Myanmar protesters defy curfew; media outlets ordered shut

YANGON, MYANMAR (AP) — Demonstrators in Myanmar’s biggest city came out on Monday night for their first mass protests in defiance of an 8pm curfew, seeking to show support for an estimated 200 students trapped by security forces in a small area of one neighbourhood.

The students and other civilians earlier took part in one of the many daily protests across the country against the military’s seizure of power last month that ousted the elected government of Aung San Suu Kyi.

The military government also placed a major curb on media coverage of the crisis. It announced that the licenses of five local media outlets — Mizzima, DVB, Khit Thit Media, Myanmar Now and 7Day News — have been cancelled.

“These media companies are no longer allowed to broadcast or write or give information by using any kind of media platform or using any media technology,” it said on state broadcaster MRTV.

All five had been offering extensive coverage of the protests, often with livestreaming video online. The offices of Myanmar Now were raided by the authorities on Monday before the measure was announced.

DVB said it was not surprised by the cancellation and would continue broadcasting on satellite TV and online.

Anti-coup protesters stay behind a makeshift barricade during a demonstration as police prepare to fire tear gas in Naypyitaw, Myanmar. PHOTO: AP

“We worry for the safety of our reporters and our staff, but in the current uprising, the whole country has become the citizens’ journalists and there is no way for military authorities to shut the information flow,” Executive Director Aye Chan Naing told The Associated Press.

The government has detained dozens of journalists since the coup, including a Myanmar Now reporter and Thein Zaw of AP, both of whom have been charged under a public order law that carried a penalty of up to three years in prison.

The night’s street protests began after police cordoned off part of Yangon’s Sanchaung neighbourhood and were believed to be conducting door-to-door searches for those who fled attacks by security forces to seek shelter in the homes of sympathetic strangers.

News of their plight spread quickly on social media, and people poured into the streets in neighbourhoods all over the city to show solidarity and in hopes of drawing some of the pressure off the hunted protesters.
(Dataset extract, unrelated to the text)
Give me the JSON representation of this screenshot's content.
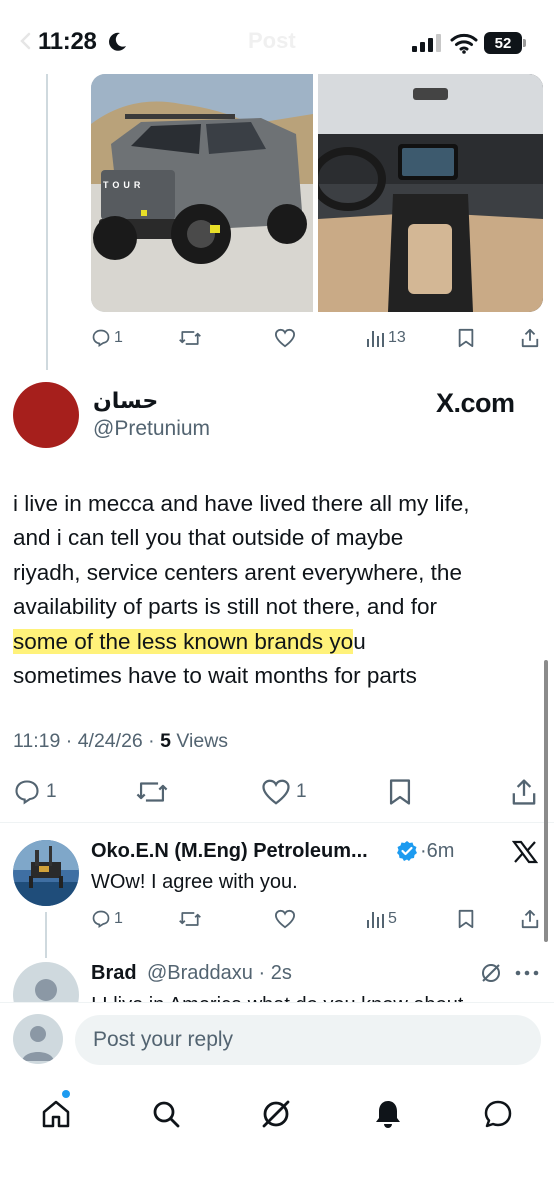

On some streets, they constructed makeshift barricades with whatever was at hand.